Figure 2. Dell Factory Install versus customer manual installation
Dell FI requires less support
Dell Factory Install also requires less support. In the study described above, 48 percent of customers who purchased Non-Factory Install (NFI) servers called Dell Customer Support. With an average call wait time of two minutes and 15 minutes to resolve the issue, this adds an average of another eight minutes to the setup time for NFI servers. In comparison, only 20 percent of customers who purchased their operating system factory installed on servers called Dell Customer Support, with the average call of two minutes wait time and seven minutes to resolve the issue. This adds an average of two minutes to the setup time for FI servers.
The results of this study indicate that Dell customers save an average of 48 to 50 minutes per server, while Dell/Microsoft or Dell/Red Hat customers save an average of 69 to 71 minutes per server (see Figure 2 ).

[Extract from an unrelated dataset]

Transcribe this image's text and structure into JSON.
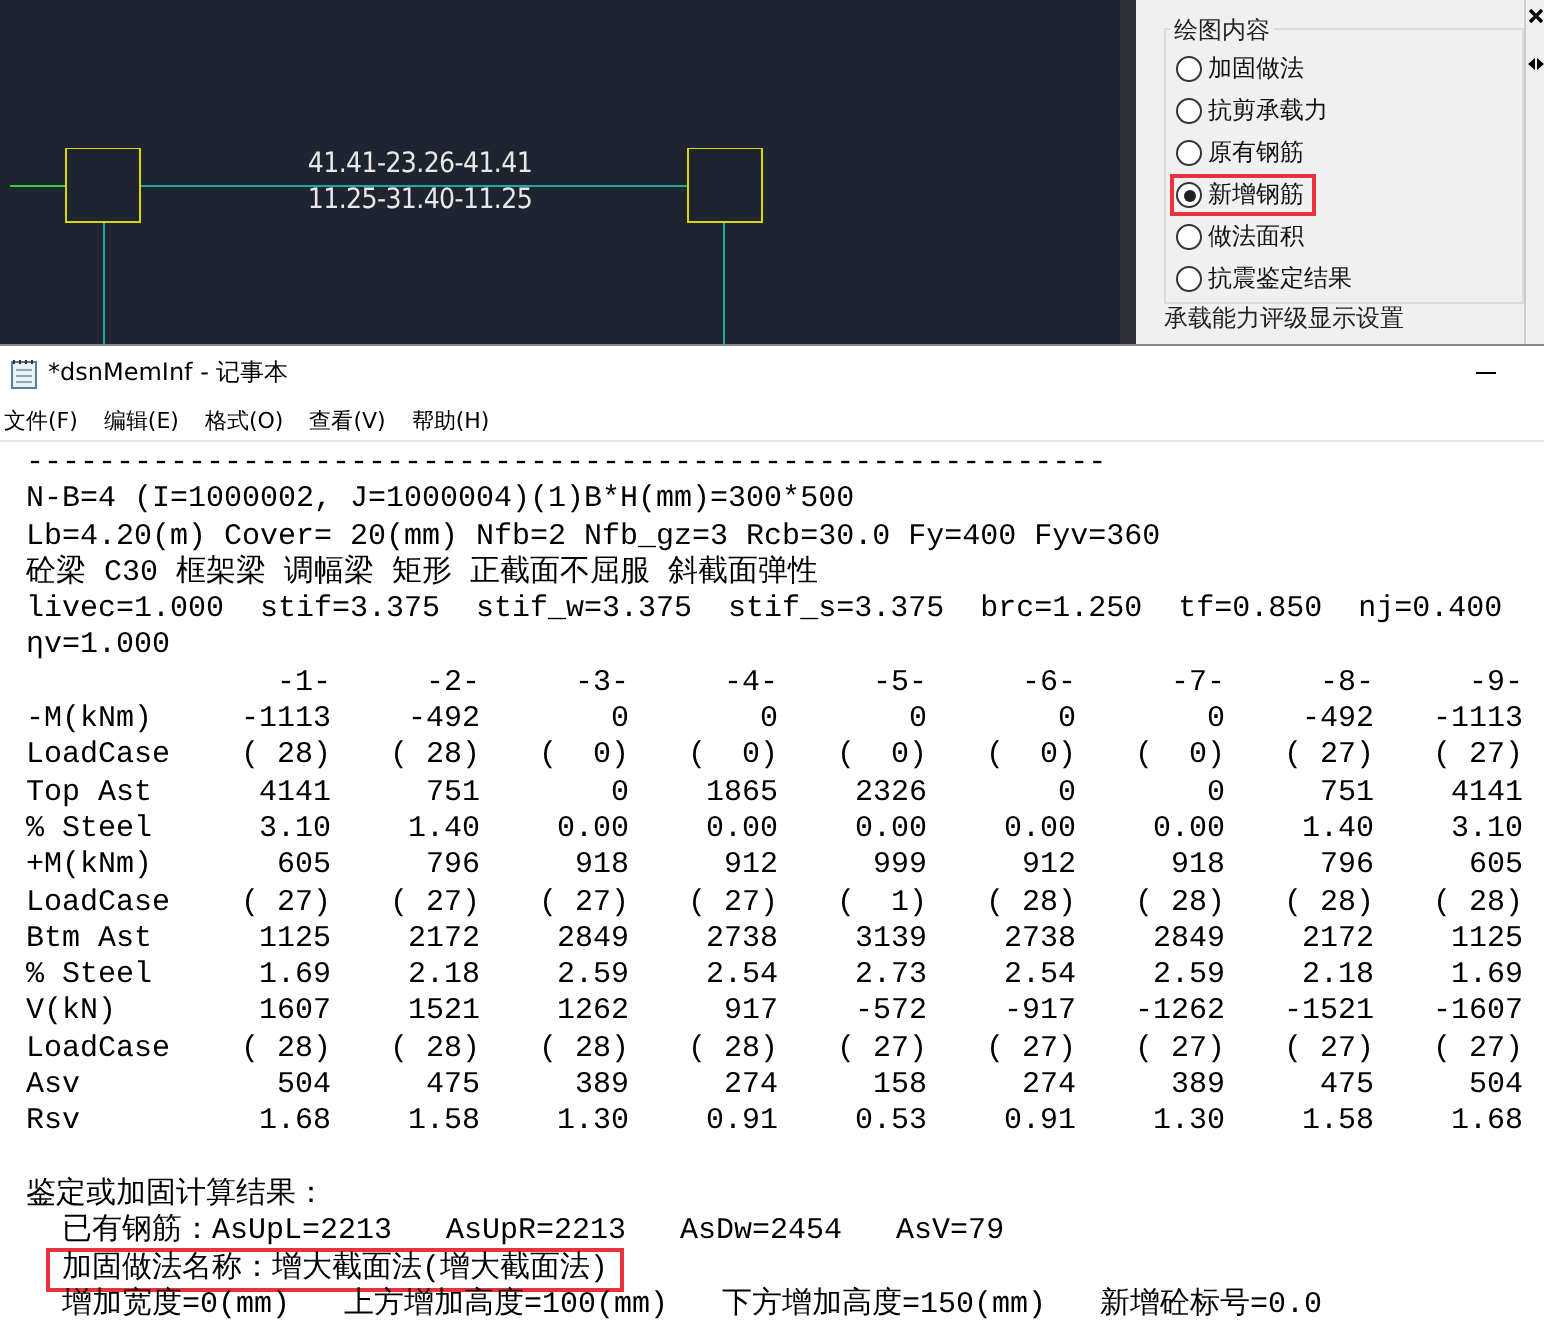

Other installation components
The Dell FI process incorporates several components for a complete installation.
Device drivers. Dell's FI process ensures that the correct, validated, and most recent available versions of network interface cards (NICs), SCSI host adapters, and RAID controllers are installed at the factory. These drivers are included on the Dell Server Assistant CD-ROM, if they are not part of the specific OS media that shipped with the server.
Dell also configures optimal system parameters (for example, Maximum Receive Buffer Size) for each OS. This enhances system performance for multiple NIC configurations based on which OS they are using. These actions virtually eliminate the chance that the customer will encounter any problems—from the moment the server is removed from the packaging to the time that the server is integrated into the customer's LAN. It also means the customer has all of the necessary media for re-installation of the software, if necessary.
Patches and updates. During the FI process, Dell installs the most recent support pack for the particular OS. This eliminates the need to download these files from the Internet.
Improved disk drive partitioning. Dell's new, improved disk partitioning strategy is to design unique partitioning programs for each OS and to maximize the capabilities of the particular OS. The most significant improvement is the NetWare partitioning program. The new program formats the first physical disk drive or RAID volume to be used as the boot drive. A DOS partition is created on this drive; that is the partition from which the OS is launched. Note: Dell configures this partition, including the CD-ROM extensions (MSCDEX) as an additional convenience to the customer. A portion of the drive is set up as a SYS partition, with the remainder of the drive space left free. NetWare customers can then set up any remaining disk drives to suit their own preferences or business standards.
Dell delivers savings
Dell can deliver a wide variety of operating systems, factory installed, on any PowerEdge server. In minutes, even the novice customer can have a server ready to run. Dell also offers on-site custom installation services through Dell Custom Factory Integration and custom integration of previous versions of OS programs.
Using Dell Factory Install can produce quantifiable cost savings in resources and time for large, medium, and small businesses and public organizations.
Len Fischman (firstname.lastname@example.org) is a project manager for OS Development in the Enterprise Systems Group. Len served 20 years as an Air Force engineering officer. He has a B.S. in Industrial Engineering from the University of Nebraska at Omaha and an M.S. in Aviation Science Technology from Embry-Riddle Aeronautical University.